A former Calgary firefighter charges with being a pimp told court on Thursday he had the authority to lawfully work at an escort agency because conversation with officials and studying a city bylaw led him to believe he was doing nothing wrong.
The accused testifying in his own defence, told Justice Patrick Sullivan that in September 2001, before Liaisons Escorts even opened, he called the Calgary Police Service to inquire about the legality of the business.
“I asked them straight out if the escort business was legal. They told me they supported the escort business, they support eh licence process,” said the accused who told the court police subsequently directed him to the city’s bylaw office. He said he then studied the dating the escort bylaw and also had several conversations with Marc Halat, the city’s chief licence inspector.

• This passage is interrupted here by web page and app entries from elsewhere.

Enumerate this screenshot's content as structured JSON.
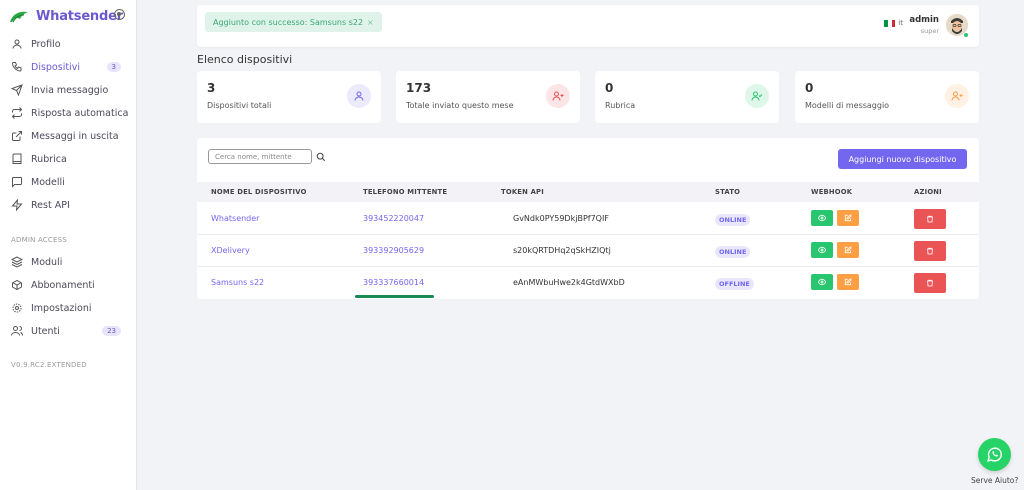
{
  "app": {
    "name": "Whatsender",
    "version": "V0.9.RC2.EXTENDED"
  },
  "sidebar": {
    "items": [
      {
        "label": "Profilo",
        "icon": "user-icon"
      },
      {
        "label": "Dispositivi",
        "icon": "phone-icon",
        "badge": "3"
      },
      {
        "label": "Invia messaggio",
        "icon": "send-icon"
      },
      {
        "label": "Risposta automatica",
        "icon": "repeat-icon"
      },
      {
        "label": "Messaggi in uscita",
        "icon": "external-link-icon"
      },
      {
        "label": "Rubrica",
        "icon": "book-icon"
      },
      {
        "label": "Modelli",
        "icon": "message-square-icon"
      },
      {
        "label": "Rest API",
        "icon": "zap-icon"
      }
    ],
    "admin_label": "ADMIN ACCESS",
    "admin_items": [
      {
        "label": "Moduli",
        "icon": "layers-icon"
      },
      {
        "label": "Abbonamenti",
        "icon": "package-icon"
      },
      {
        "label": "Impostazioni",
        "icon": "settings-icon"
      },
      {
        "label": "Utenti",
        "icon": "users-icon",
        "badge": "23"
      }
    ]
  },
  "topbar": {
    "alert": "Aggiunto con successo: Samsuns s22",
    "alert_close": "×",
    "lang": "it",
    "user_name": "admin",
    "user_role": "super"
  },
  "page": {
    "title": "Elenco dispositivi"
  },
  "stats": [
    {
      "value": "3",
      "label": "Dispositivi totali",
      "icon": "user-icon",
      "color": "#7367f0"
    },
    {
      "value": "173",
      "label": "Totale inviato questo mese",
      "icon": "user-plus-icon",
      "color": "#ea5455"
    },
    {
      "value": "0",
      "label": "Rubrica",
      "icon": "user-check-icon",
      "color": "#28c76f"
    },
    {
      "value": "0",
      "label": "Modelli di messaggio",
      "icon": "user-plus-icon",
      "color": "#ff9f43"
    }
  ],
  "devices": {
    "search_placeholder": "Cerca nome, mittente",
    "add_button": "Aggiungi nuovo dispositivo",
    "columns": [
      "NOME DEL DISPOSITIVO",
      "TELEFONO MITTENTE",
      "TOKEN API",
      "STATO",
      "WEBHOOK",
      "AZIONI"
    ],
    "rows": [
      {
        "name": "Whatsender",
        "phone": "393452220047",
        "token": "GvNdk0PY59DkjBPf7QIF",
        "status": "ONLINE"
      },
      {
        "name": "XDelivery",
        "phone": "393392905629",
        "token": "s20kQRTDHq2qSkHZIQtj",
        "status": "ONLINE"
      },
      {
        "name": "Samsuns s22",
        "phone": "393337660014",
        "token": "eAnMWbuHwe2k4GtdWXbD",
        "status": "OFFLINE"
      }
    ]
  },
  "help": {
    "label": "Serve Aiuto?",
    "icon": "whatsapp-icon"
  }
}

“I said, ‘Marc, this is a sex industry. I wan tot make sure everything is OK.’ He said as long as I stick to this, stick to the bylaws, everything will be alright.
“At the time, I concluded the escort business was sex for money and that it was legal in the City of Calgary.”

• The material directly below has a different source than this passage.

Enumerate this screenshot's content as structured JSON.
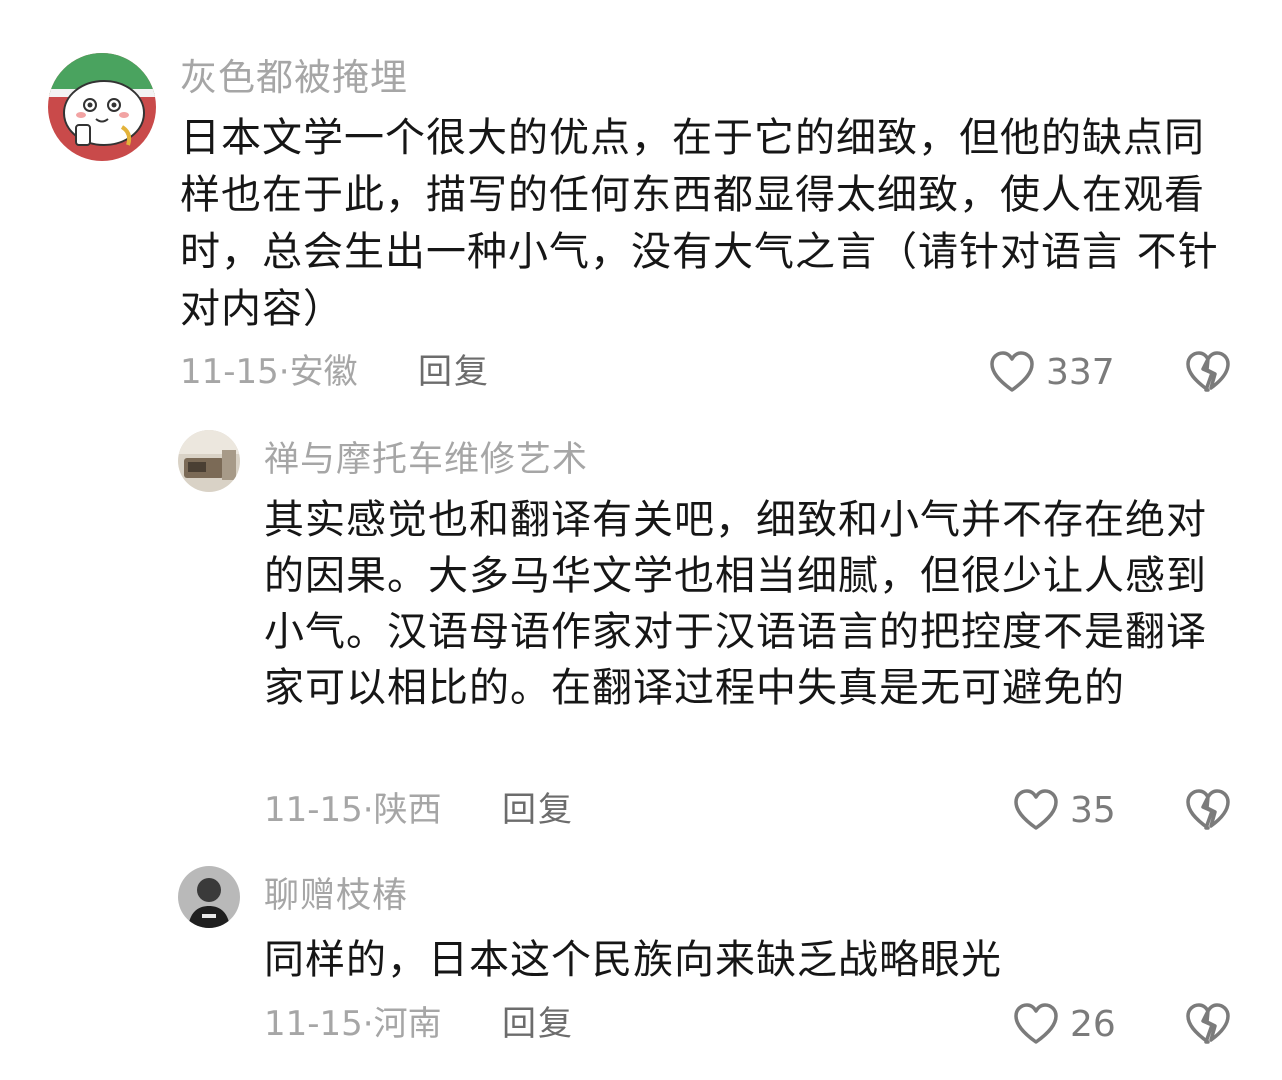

The accused and his lawyer Pat Fagan are attempting to convince Justice Patrick Sullivan that the city has legalized sex trade in licensing escorts and the agencies that the women have to be affiliated with. Because of that, Fagan wants a stay of all 15 prostitution-related charges against the accused, which include living on the avails of prostitution and procuring, stemming from two arrests – one on Oct. 26, 2002 and the other Jan. 27, 2003.
When asked by Crown prosecutor David Torske if the accused had actually read the bylaw, he agreed he had.
“Somewhere in there does it say its OK or legal to engage in prostitution?” asked Torske.
“It says it right here in that word escort,” said the accused pointing at a copy of the bylaw. “Absolutely everybody knows that an escort is in prostitution.”
“In the bylaw, that numbers 10 pages, are you telling this court that you read specifically the work prostitution?” countered Torske.
“I ultimately concluded that prostitute and escort was interchangeable and it was legal,” said the accused.
He also denied being directly involved in the business, as many of the escorts testified he had, but said he stepped in when his former girlfriend, who owned the business, dropped out of sight because of her cocaine addiction.
“I never entered the business for profit, I entered it to help my friend. I always intended to stay at arm’s length,” said the accused, who also denied pocketing thousands of dollars from the escorts in agency fees.
“Very seldom did it put money in my pocket,” said the accused. “I can’t deny that I didn’t get a tank of gas, but it was a minimal amount of money. I wasn’t motivated by money, I already had money.”
He also acknowledged that several escorts used his Kensington apartment to have sex with clients, where they were covertly videotaped.
Final arguments in the three-week trial get underway today.